━━ RECORDS SUPPLIED ━━

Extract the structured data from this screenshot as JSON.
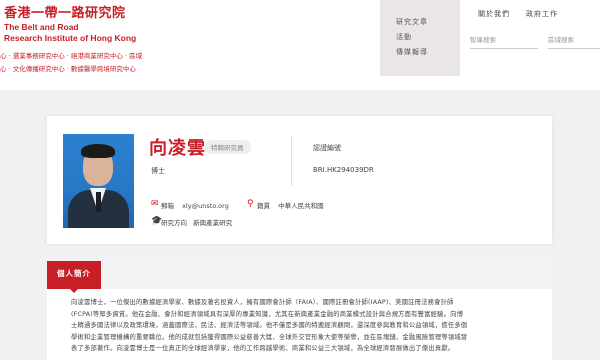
{
  "header": {
    "logo_cn": "香港一帶一路研究院",
    "logo_en_line1": "The Belt and Road",
    "logo_en_line2": "Research Institute of Hong Kong",
    "centers_row1": "心 · 選業事務研究中心 · 絕港商業研究中心 · 區域",
    "centers_row2": "心 · 文化傳播研究中心 · 數據醫學跨境研究中心",
    "nav": [
      "研究文章",
      "活動",
      "傳媒報導"
    ],
    "about_link": "關於我們",
    "policy_link": "政府工作",
    "search_placeholder": "智庫搜索",
    "search2_placeholder": "區域搜索"
  },
  "profile": {
    "name": "向凌雲",
    "tag": "特聘研究員",
    "degree": "博士",
    "right_label": "認證編號",
    "right_value": "BRI.HK294039DR",
    "email_label": "郵箱",
    "email_value": "xly@unsto.org",
    "origin_label": "籍貫",
    "origin_value": "中華人民共和國",
    "research_label": "研究方向",
    "research_value": "新興產業研究"
  },
  "intro": {
    "tab_label": "個人簡介",
    "lines": [
      "向凌雲博士，一位傑出的數據經濟學家、數據及著名投資人，擁有國際會計師（FAIA）、國際註冊會計師(IAAP)、美國註冊法務會計師",
      "(FCPA)等眾多資質。他在金融、會計和經濟領域具有深厚的專業知識，尤其在新興產業金融的商業模式設計與合規方面有豐富經驗。向博",
      "士精通多國法律以及政策環境，涵蓋國際法、民法、經濟法等領域。他不僅是多國的特邀經濟顧問，還深度參與教育和公益領域，擔任多個",
      "學術和企業管理機構的重要職位。他的成就包括獲得國際公益慈善大獎、全球外交官形象大使等榮譽，並在區塊鏈、金融風險管理等領域發",
      "表了多部著作。向凌雲博士是一位真正的全球經濟學家，他的工作跨越學術、商業和公益三大領域，為全球經濟發展做出了傑出貢獻。"
    ]
  }
}
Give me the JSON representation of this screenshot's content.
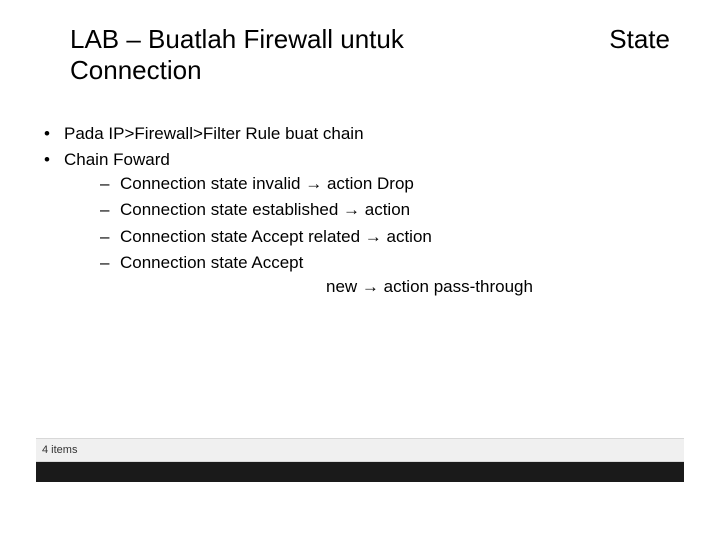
{
  "title": {
    "left": "LAB – Buatlah Firewall untuk Connection",
    "right": "State"
  },
  "bullets": {
    "b1": "Pada IP>Firewall>Filter Rule buat chain",
    "b2": "Chain Foward",
    "sub": {
      "s1": "Connection state invalid → action Drop",
      "s2": "Connection state established → action",
      "s3": "Connection state Accept related → action",
      "s4": "Connection state Accept",
      "s4_cont": "new → action pass-through"
    }
  },
  "status": "4 items"
}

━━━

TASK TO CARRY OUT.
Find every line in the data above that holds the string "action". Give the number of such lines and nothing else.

ANSWER AREA.
4